[TASK BRIEF]: Below are records. Copy every line with "选择要从哪个锚点缩放主体" in it.

Data records
++++

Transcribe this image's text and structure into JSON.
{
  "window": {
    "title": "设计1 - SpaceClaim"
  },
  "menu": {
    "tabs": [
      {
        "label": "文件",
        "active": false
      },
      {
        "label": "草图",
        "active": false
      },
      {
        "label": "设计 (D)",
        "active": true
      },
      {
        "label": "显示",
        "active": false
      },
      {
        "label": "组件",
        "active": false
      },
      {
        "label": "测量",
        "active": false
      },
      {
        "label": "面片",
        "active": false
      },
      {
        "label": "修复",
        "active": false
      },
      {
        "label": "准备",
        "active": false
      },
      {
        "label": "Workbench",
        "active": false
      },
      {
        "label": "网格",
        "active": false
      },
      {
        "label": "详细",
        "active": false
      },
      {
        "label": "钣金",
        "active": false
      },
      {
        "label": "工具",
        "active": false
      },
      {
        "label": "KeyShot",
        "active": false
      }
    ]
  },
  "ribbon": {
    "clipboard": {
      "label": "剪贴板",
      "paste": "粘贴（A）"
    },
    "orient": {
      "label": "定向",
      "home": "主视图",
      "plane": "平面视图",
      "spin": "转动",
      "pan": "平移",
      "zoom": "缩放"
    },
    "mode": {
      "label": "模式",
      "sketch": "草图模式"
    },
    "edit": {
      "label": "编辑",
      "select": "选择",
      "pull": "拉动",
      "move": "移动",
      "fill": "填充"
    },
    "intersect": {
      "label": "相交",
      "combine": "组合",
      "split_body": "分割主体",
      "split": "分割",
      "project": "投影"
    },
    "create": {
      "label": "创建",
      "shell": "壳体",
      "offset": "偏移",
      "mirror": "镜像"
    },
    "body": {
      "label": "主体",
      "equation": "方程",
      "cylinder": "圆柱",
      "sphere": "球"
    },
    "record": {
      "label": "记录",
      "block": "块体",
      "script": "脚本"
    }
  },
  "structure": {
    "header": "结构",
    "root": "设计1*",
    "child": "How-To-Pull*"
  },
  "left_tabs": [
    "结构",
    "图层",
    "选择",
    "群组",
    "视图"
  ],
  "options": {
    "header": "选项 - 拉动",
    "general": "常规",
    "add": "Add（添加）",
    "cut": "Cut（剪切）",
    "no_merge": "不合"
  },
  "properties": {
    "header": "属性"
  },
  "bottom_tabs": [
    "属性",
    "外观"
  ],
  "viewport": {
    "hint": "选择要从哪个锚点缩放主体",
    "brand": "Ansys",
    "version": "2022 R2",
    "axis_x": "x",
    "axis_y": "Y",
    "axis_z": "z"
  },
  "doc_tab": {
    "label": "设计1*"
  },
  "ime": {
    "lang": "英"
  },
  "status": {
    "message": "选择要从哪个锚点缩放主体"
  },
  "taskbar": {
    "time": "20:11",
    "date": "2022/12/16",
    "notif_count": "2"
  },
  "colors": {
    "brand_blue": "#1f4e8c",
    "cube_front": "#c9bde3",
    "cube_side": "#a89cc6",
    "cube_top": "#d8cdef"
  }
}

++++

[EXERCISE ANSWER]:
    "hint": "选择要从哪个锚点缩放主体",
    "message": "选择要从哪个锚点缩放主体"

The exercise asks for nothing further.